┌─ Given records

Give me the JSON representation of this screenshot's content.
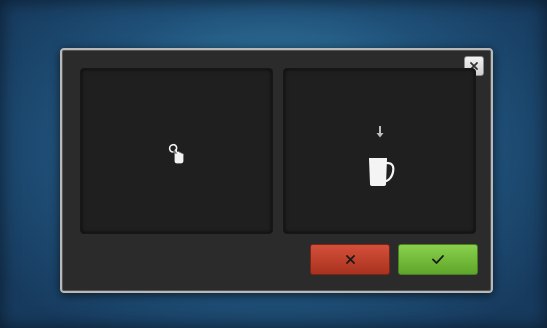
{
  "dialog": {
    "close_icon": "close-icon",
    "left_panel": {
      "icon": "touch-finger-icon"
    },
    "right_panel": {
      "arrow_icon": "arrow-down-icon",
      "pitcher_icon": "milk-pitcher-icon"
    },
    "cancel_button": {
      "icon": "cross-icon",
      "color": "#c0402c"
    },
    "confirm_button": {
      "icon": "check-icon",
      "color": "#72bb38"
    }
  },
  "colors": {
    "background": "#2d6f97",
    "dialog": "#2b2b2b",
    "panel": "#1f1f1f"
  }
}
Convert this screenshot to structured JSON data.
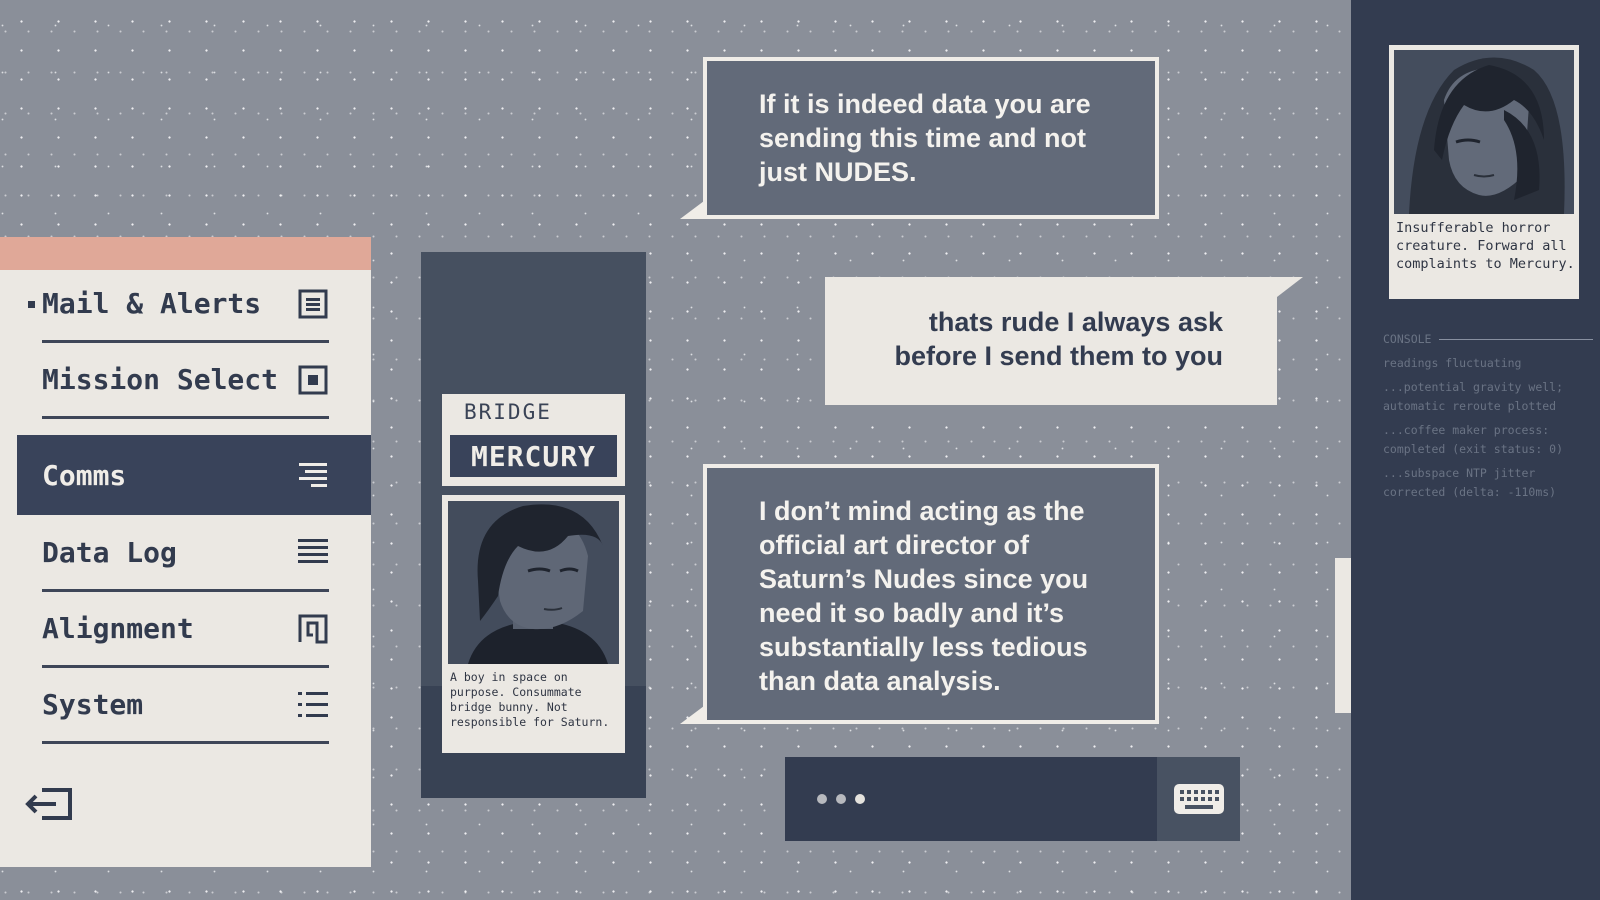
{
  "menu": {
    "items": [
      {
        "label": "Mail & Alerts",
        "icon": "mail-alerts-icon"
      },
      {
        "label": "Mission Select",
        "icon": "mission-select-icon"
      },
      {
        "label": "Comms",
        "icon": "comms-icon",
        "active": true
      },
      {
        "label": "Data Log",
        "icon": "data-log-icon"
      },
      {
        "label": "Alignment",
        "icon": "alignment-icon"
      },
      {
        "label": "System",
        "icon": "system-icon"
      }
    ],
    "exit_icon": "exit-icon"
  },
  "character": {
    "location": "BRIDGE",
    "name": "MERCURY",
    "caption": "A boy in space on purpose. Consummate bridge bunny. Not responsible for Saturn."
  },
  "messages": [
    {
      "side": "incoming",
      "text": "If it is indeed data you are sending this time and not just NUDES."
    },
    {
      "side": "outgoing",
      "text": "thats rude I always ask before I send them to you"
    },
    {
      "side": "incoming",
      "text": "I don’t mind acting as the official art director of Saturn’s Nudes since you need it so badly and it’s substantially less tedious than data analysis."
    }
  ],
  "input": {
    "typing_dots": 3,
    "keyboard_icon": "keyboard-icon"
  },
  "profile": {
    "caption": "Insufferable horror creature. Forward all complaints to Mercury."
  },
  "console": {
    "title": "CONSOLE",
    "lines": [
      "readings fluctuating",
      "...potential gravity well; automatic reroute plotted",
      "...coffee maker process: completed (exit status: 0)",
      "...subspace NTP jitter corrected (delta: -110ms)"
    ]
  },
  "colors": {
    "background": "#8a8f99",
    "panel_dark": "#333c50",
    "menu_bg": "#ebe8e3",
    "menu_accent": "#e0a898",
    "bubble_dark": "#626a79"
  }
}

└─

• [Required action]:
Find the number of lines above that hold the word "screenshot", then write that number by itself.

• [Result of this task]:
2